17. Sehm B, Kipping J, Schäfer A, Villringer A, Ragert P. A comparison between uni- and bilateral tDCS effects on functional connectivity of the human motor cortex. Front Hum Neurosci, 07 May 2013 | doi: 10.3389/fnhum.2013.00183.

18. Sehm B, Taubert M, Conde V, Weise D, Classen J, Dukart J, Draganski B, Villringer A, Ragert P. Structural brain plasticity in Parkinsons disease induced by balance training. Neurobiology of Aging, 2013, 35(1):232-9.

19. Kaminski E, Hoff M, Sehm B, Taubert M, Conde V, Steele SJ, Villringer A, Ragert P. Effect of transcranial direct current stimulation (tDCS) during complex whole body motor skill learning. Neurosci Lett, 2013, 552:76-80.

20. Sehm B, Ragert P. Why non-invasive brain stimulation should not be used in military and security services. Front Hum Neurosci, 2013. 7:553. doi: 10.3389/fnhum.2013.00553

21. Sehm B, Schnitzler T, Obleser J, Groba A, Ragert P, Villringer A, Obrig H. Facilitation of inferior frontal cortex by transcranial direct current stimulation induces perceptual learning of severely degraded speech.
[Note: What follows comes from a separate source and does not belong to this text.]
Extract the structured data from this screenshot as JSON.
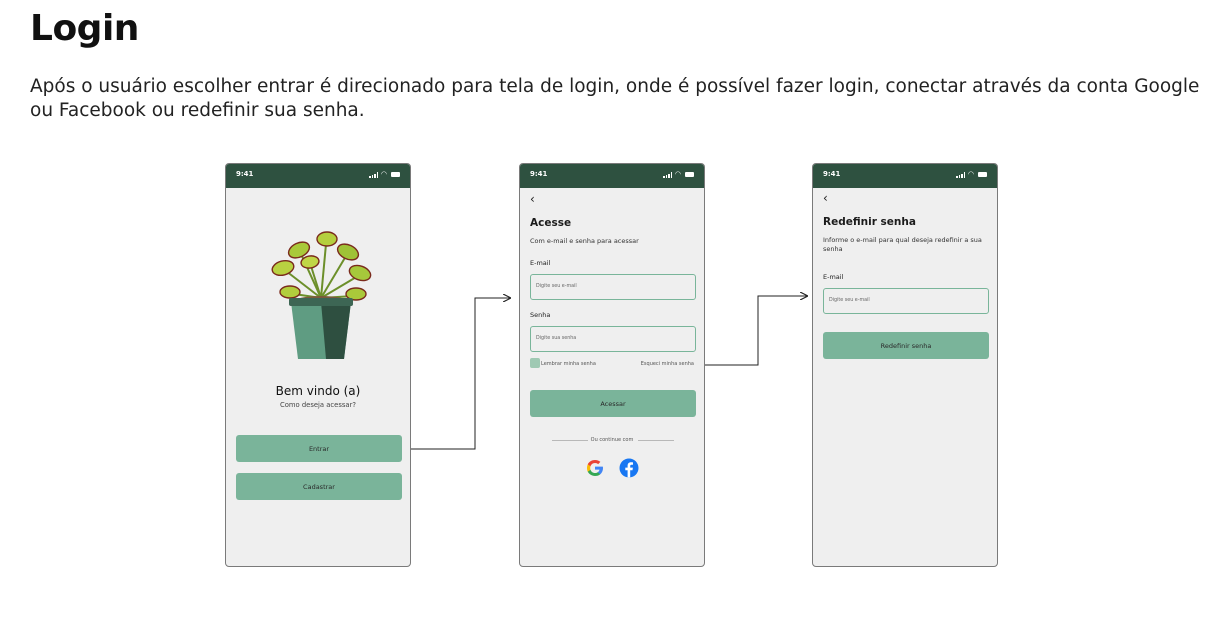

J Neurosci, 2013 Oct 2;33(40):15868-78.

 
loading content